I meant to mention another useful tip that MAC Senior Artist, Jane McKay, pointed out during our Pro Master class on Monday evening. A while back I did a post on mastering the smoky eye while avoiding the usual mess that the application of dark eyeshadow entails. Jane highlighted the most obvious one that I failed to mention during my own post (duh!). To help ensure you get your eyeshadow where you want it to go, do your smoky eye first. Once your smoky eye is complete, use eye make-up remover with a q-tip to clean up any stray bits of eyeshadow underneath the eye area (or anywhere else you didn’t intend for it to go). Then, go in with your concealer and a concealer brush underneath the eye to complete the look.
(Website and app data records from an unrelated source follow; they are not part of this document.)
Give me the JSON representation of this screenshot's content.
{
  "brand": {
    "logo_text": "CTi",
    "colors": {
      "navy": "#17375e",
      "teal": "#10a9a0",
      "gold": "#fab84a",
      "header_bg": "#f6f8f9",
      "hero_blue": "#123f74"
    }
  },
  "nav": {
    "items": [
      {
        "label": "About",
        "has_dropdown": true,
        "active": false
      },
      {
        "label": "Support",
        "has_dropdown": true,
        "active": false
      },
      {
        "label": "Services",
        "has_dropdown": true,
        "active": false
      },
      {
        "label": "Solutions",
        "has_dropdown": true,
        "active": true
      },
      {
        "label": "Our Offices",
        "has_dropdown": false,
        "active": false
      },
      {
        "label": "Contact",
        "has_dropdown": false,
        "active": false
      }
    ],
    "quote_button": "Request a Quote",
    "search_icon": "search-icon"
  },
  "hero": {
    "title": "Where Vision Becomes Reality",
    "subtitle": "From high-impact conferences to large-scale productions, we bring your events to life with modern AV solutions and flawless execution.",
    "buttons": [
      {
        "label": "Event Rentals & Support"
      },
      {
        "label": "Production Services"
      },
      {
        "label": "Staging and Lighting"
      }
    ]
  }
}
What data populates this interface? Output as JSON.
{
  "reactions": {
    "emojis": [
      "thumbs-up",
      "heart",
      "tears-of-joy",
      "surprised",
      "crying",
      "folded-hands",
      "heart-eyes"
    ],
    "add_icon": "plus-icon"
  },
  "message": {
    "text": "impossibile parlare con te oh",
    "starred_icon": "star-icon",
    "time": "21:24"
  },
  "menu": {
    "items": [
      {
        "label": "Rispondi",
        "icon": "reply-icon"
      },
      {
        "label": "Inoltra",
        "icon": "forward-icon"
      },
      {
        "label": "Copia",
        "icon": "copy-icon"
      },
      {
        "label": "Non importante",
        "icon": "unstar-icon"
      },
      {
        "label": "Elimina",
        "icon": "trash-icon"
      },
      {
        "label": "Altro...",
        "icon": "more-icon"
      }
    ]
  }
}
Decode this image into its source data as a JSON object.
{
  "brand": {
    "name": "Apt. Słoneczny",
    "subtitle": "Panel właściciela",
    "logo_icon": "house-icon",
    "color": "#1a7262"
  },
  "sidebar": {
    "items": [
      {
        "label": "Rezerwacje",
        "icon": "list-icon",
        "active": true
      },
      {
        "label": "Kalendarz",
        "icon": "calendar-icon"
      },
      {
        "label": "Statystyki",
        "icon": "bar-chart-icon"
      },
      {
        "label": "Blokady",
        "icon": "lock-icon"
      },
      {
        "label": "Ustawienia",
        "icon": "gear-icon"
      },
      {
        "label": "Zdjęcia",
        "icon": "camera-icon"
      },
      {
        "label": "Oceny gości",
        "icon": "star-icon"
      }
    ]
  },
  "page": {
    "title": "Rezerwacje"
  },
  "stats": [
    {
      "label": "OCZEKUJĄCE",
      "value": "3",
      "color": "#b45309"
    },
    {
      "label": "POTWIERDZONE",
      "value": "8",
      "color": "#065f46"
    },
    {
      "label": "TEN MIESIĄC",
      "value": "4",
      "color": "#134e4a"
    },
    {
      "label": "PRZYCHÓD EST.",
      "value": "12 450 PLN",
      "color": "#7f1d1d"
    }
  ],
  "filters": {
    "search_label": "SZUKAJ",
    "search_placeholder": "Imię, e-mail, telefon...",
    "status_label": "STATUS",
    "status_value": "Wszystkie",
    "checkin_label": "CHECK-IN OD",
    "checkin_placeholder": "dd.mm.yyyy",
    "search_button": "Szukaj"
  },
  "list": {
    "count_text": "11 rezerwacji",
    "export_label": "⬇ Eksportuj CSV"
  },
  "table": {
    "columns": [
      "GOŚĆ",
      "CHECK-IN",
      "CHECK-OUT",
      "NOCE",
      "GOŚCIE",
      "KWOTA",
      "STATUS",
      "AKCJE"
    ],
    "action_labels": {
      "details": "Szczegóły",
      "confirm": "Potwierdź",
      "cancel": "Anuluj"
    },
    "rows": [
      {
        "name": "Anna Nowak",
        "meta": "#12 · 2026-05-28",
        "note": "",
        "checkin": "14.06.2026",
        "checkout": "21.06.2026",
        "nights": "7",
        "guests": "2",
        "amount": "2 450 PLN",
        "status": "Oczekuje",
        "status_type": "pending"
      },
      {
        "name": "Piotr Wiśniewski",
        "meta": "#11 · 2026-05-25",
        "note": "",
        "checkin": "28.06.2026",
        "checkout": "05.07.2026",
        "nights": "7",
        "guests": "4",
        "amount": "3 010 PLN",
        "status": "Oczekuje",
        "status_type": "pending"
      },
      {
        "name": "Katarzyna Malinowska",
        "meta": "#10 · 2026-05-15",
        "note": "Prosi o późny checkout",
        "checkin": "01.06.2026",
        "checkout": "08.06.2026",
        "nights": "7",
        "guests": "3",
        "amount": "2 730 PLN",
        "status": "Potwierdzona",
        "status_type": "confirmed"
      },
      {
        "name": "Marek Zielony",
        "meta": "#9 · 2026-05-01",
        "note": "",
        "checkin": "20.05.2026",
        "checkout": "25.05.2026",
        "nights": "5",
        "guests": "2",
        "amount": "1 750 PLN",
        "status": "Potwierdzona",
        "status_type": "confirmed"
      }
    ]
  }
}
Once concealer (and foundation if necessary) had been applied to the undereye area, Jane used a tapered blending eyeshadow brush (see MAC Brush 224) to lightly distribute a loose translucent powder to set the concealer. The eyeshadow brush was the perfect size for the small and delicate undereye area; a brush of a larger size (or a sponge) could end up distributing too much powder and making the undereye look cakey. Remember just because a brush is called an “eyeshadow brush” doesn’t mean it’s specific to that one area of the face. Jane herself was using brushes intended for eyeshadow application as powder brushes, and brushes meant to apply concealer as lip brushes.

Overall lesson: The rules with make-up and make-up tools are flexible. i.e. there is no set order to applying make-up to the face first and then to the eyes (and vice versa), and although a product says it’s designed specifically for one area of the face doesn’t mean it can’t be used elsewhere. It’s where you bend the rules that you become your own little make-up artist! Enjoy :)

Be first to comment